    This is having a negative effect on other music publications. For instance, Pitchfork Media used to give new releases 10.0 ratings all the time. That hasn't happened I think in at least 5 years, unless the album in question is a reissue. This reinforces the notion that music used to be better than it is now, which is an attitude I hope we all are old enough to find repugnant and wrong.

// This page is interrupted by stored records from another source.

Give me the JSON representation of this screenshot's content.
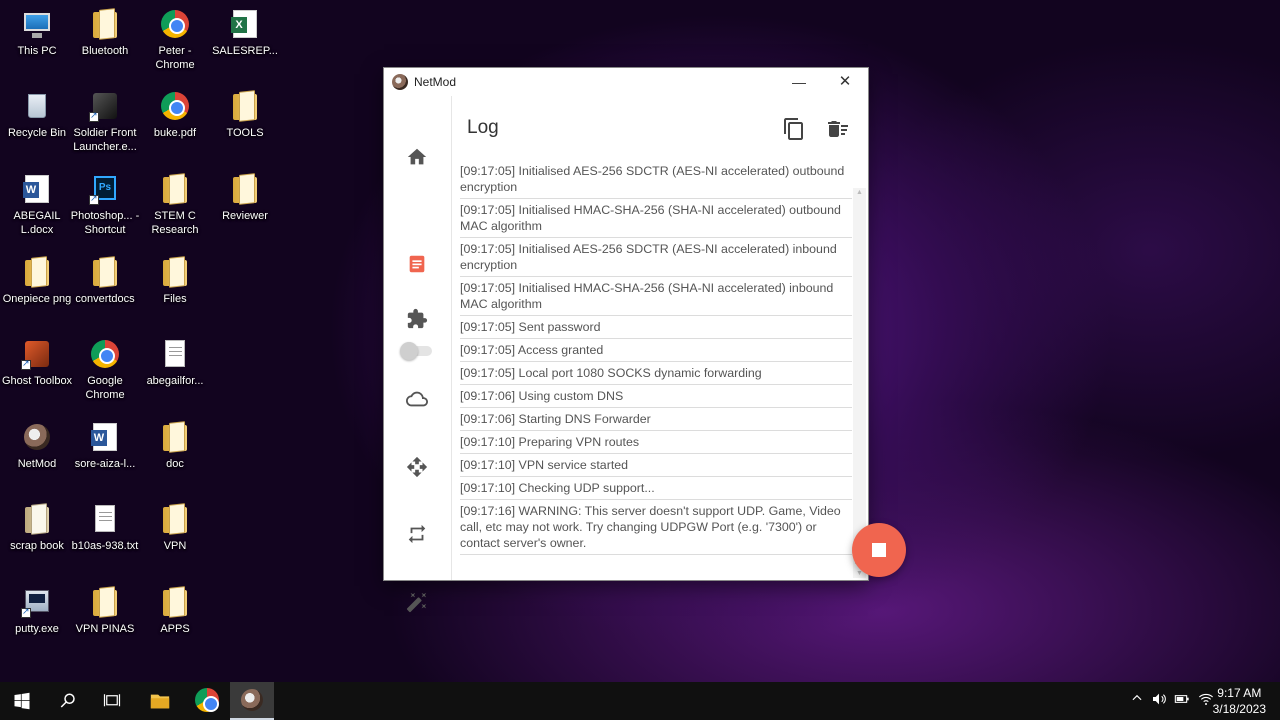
{
  "desktop": {
    "icons": [
      {
        "label": "This PC"
      },
      {
        "label": "Bluetooth"
      },
      {
        "label": "Peter - Chrome"
      },
      {
        "label": "SALESREP..."
      },
      {
        "label": "Recycle Bin"
      },
      {
        "label": "Soldier Front Launcher.e..."
      },
      {
        "label": "buke.pdf"
      },
      {
        "label": "TOOLS"
      },
      {
        "label": "ABEGAIL L.docx"
      },
      {
        "label": "Photoshop... - Shortcut"
      },
      {
        "label": "STEM C Research"
      },
      {
        "label": "Reviewer"
      },
      {
        "label": "Onepiece png"
      },
      {
        "label": "convertdocs"
      },
      {
        "label": "Files"
      },
      {
        "label": "Ghost Toolbox"
      },
      {
        "label": "Google Chrome"
      },
      {
        "label": "abegailfor..."
      },
      {
        "label": "NetMod"
      },
      {
        "label": "sore-aiza-l..."
      },
      {
        "label": "doc"
      },
      {
        "label": "scrap book"
      },
      {
        "label": "b10as-938.txt"
      },
      {
        "label": "VPN"
      },
      {
        "label": "putty.exe"
      },
      {
        "label": "VPN PINAS"
      },
      {
        "label": "APPS"
      }
    ]
  },
  "window": {
    "title": "NetMod",
    "minimize": "—",
    "close": "✕",
    "page_title": "Log",
    "accent_color": "#f0654f",
    "log_entries": [
      "[09:17:05] Initialised AES-256 SDCTR (AES-NI accelerated) outbound encryption",
      "[09:17:05] Initialised HMAC-SHA-256 (SHA-NI accelerated) outbound MAC algorithm",
      "[09:17:05] Initialised AES-256 SDCTR (AES-NI accelerated) inbound encryption",
      "[09:17:05] Initialised HMAC-SHA-256 (SHA-NI accelerated) inbound MAC algorithm",
      "[09:17:05] Sent password",
      "[09:17:05] Access granted",
      "[09:17:05] Local port 1080 SOCKS dynamic forwarding",
      "[09:17:06] Using custom DNS",
      "[09:17:06] Starting DNS Forwarder",
      "[09:17:10] Preparing VPN routes",
      "[09:17:10] VPN service started",
      "[09:17:10] Checking UDP support...",
      "[09:17:16] WARNING: This server doesn't support UDP. Game, Video call, etc may not work. Try changing UDPGW Port (e.g. '7300') or contact server's owner."
    ]
  },
  "taskbar": {
    "time": "9:17 AM",
    "date": "3/18/2023"
  }
}
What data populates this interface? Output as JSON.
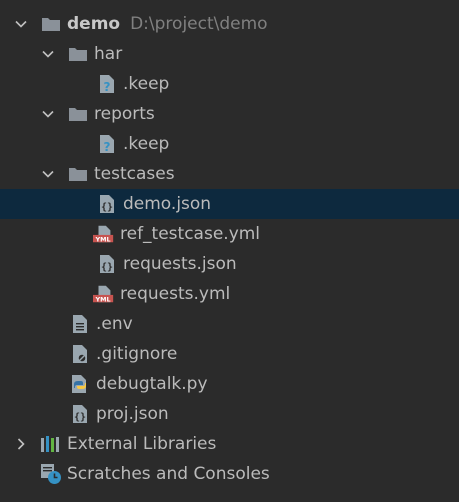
{
  "project_tree": {
    "root": {
      "name": "demo",
      "path": "D:\\project\\demo"
    },
    "har": {
      "name": "har",
      "child": ".keep"
    },
    "reports": {
      "name": "reports",
      "child": ".keep"
    },
    "testcases": {
      "name": "testcases",
      "items": [
        "demo.json",
        "ref_testcase.yml",
        "requests.json",
        "requests.yml"
      ]
    },
    "root_files": [
      ".env",
      ".gitignore",
      "debugtalk.py",
      "proj.json"
    ],
    "external_libraries": "External Libraries",
    "scratches": "Scratches and Consoles",
    "colors": {
      "background": "#2b2b2b",
      "selected_row": "#0d293e",
      "text": "#bbbbbb",
      "path_text": "#808080",
      "folder": "#8a9199",
      "yml_badge": "#c75450"
    }
  }
}
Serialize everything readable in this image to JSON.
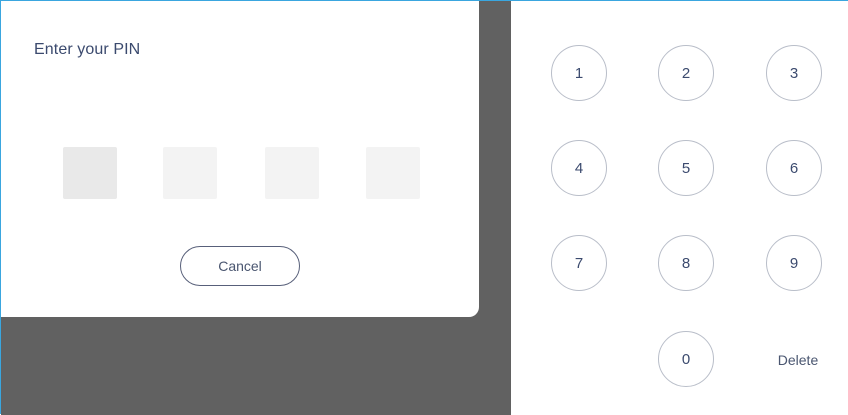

    It is of course an apt metaphor for Wenner and the magazine he runs: Rolling Stone has produced some good work in its time, but I bet that in the future it will be remembered for the following: its lack of any objective critical standards; its frighteningly sycophantic attitude towards pop stars (Kanye West was right to be sickened by that question about how many times he had had sex that year); its ideal of rock music as an avenue for careerism and commercialism; its blind deference to anything that we can blandly label "liberal"; its unimpeachable ability to put the most irrelevant possible "flashes-in-pans" on its cover; its continuing insistence on being decades behind in recognizing artists or movements of prominence; and its belief that musicians form some sort of aristocracy that we must be appreciative of but never question.

    In other words, RS is the un-punk.

  3. Yeah, as a magazine RS gets 2.5 stars. Them firing Jim Derogatis for a negative Hootie and the Blowfish review gets zero stars--which I'm not sure RS gives, but whatever. DeRo's personal attractiveness also gets a very low mark, his enthusiasm for rock music a higher one.

    I think the Strokes album was after 9/11--didn't they remove "New York City Cops" b/c they were worried it would offend people?

    Geoff: I'm certain you'd like "SMiLE" and pretty sure you'd enjoy "Sea Change". I do recall the confusing conversation about 9/11 releases.

  4. I had forgotten about "New York City Cops." One of the true crimes of 9/11 was that awesome songs like that were left on the back burner.

    I personally love "Sea Change" and I think it meant a lot to me as a high schooler as well. You may have noticed something about the album that I think applies to more of Beck's work than you realize: more than "Sea Change," I think of "Guero" as an album that starts out brilliantly and ends with several duff tracks in a row.

    Also, I humbly request an AM track-by-track review of Bob Dylan's Christmas album on this blog.

  5. You're certain I'd like "SMiLE"...because I do!